Adapt your equity exposure to meet your desired withdrawal rate – US research indicates that for higher withdrawal rates, a substantial exposure to equities tends to produce higher probabilities of success, albeit with higher volatility. If the target withdrawal rate was lower than 3.5%, then an asset allocation containing at least 40% equities was 100% successful over a 30-year period.
At a withdrawal rate of 4%, an equity allocation of around 60% was 100% successful over a 30-year period.
Diversify – Portfolios exposed to global assets enhance diversification, reduce country specific risks and can improve returns. Diversification can take many forms; we believe in true diversification which means holding negatively correlated assets which perform differently in different market conditions.

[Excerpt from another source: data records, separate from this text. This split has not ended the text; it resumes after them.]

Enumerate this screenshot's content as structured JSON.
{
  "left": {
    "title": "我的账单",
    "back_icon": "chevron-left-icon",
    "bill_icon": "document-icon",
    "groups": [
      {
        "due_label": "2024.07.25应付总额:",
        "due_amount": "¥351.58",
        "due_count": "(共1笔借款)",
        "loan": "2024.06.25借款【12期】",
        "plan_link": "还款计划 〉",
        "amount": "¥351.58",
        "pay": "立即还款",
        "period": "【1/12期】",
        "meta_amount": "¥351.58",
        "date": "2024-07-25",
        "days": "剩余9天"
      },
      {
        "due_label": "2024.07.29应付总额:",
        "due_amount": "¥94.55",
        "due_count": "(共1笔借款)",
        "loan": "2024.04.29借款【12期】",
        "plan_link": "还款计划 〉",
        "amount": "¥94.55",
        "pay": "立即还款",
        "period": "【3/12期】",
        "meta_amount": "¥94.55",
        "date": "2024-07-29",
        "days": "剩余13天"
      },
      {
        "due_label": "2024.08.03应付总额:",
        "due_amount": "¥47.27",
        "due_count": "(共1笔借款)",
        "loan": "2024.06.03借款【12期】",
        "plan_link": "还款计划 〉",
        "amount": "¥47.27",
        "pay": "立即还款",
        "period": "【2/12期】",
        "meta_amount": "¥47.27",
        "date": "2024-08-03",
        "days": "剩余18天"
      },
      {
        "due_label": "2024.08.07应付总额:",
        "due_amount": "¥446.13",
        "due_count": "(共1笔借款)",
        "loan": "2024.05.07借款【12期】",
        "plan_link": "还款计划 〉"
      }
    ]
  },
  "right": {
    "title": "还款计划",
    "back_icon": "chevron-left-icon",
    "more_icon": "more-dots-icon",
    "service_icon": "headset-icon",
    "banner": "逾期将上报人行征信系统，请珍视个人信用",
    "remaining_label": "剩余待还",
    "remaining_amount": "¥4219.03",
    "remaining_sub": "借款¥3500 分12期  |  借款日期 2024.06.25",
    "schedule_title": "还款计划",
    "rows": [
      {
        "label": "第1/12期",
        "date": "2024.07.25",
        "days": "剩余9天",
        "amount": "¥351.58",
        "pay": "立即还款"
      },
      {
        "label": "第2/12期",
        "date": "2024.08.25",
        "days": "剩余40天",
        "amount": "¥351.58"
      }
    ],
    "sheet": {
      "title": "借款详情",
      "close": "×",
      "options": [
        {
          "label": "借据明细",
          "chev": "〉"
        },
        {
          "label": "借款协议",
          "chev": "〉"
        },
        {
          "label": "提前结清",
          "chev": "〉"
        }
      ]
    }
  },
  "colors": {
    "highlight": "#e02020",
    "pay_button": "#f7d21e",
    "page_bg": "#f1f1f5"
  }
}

This should hopefully allow for a ‘smoothed’ growth rate over the long term via a multi-asset approach.
The above is a lot of information to take in and we can’t hide away from the fact that getting your drawdown strategy correct from the beginning is life-changing – get it wrong and you could run out of money much sooner than you expected!
This is why our team of Pension Transfer Specialists take the time to discuss our clients’ retirement needs and circumstances, attitude to investment risk and income requirements. The process can take a little time and we may, depending on your circumstances, advise that transferring your benefits is not in your best interests.
However, getting the correct retirement strategy in place at the outset could be the difference between enjoying a comfortable retirement and doing those things you’ve always wanted to do or facing a poor retirement outcome – something we are committed to avoiding for all of our clients.
To talk to one of our expert retirement planners today and arrange a free, no-obligation initial meeting, please contact our office on 0115 981 95 29
or e-mail us at: [email protected]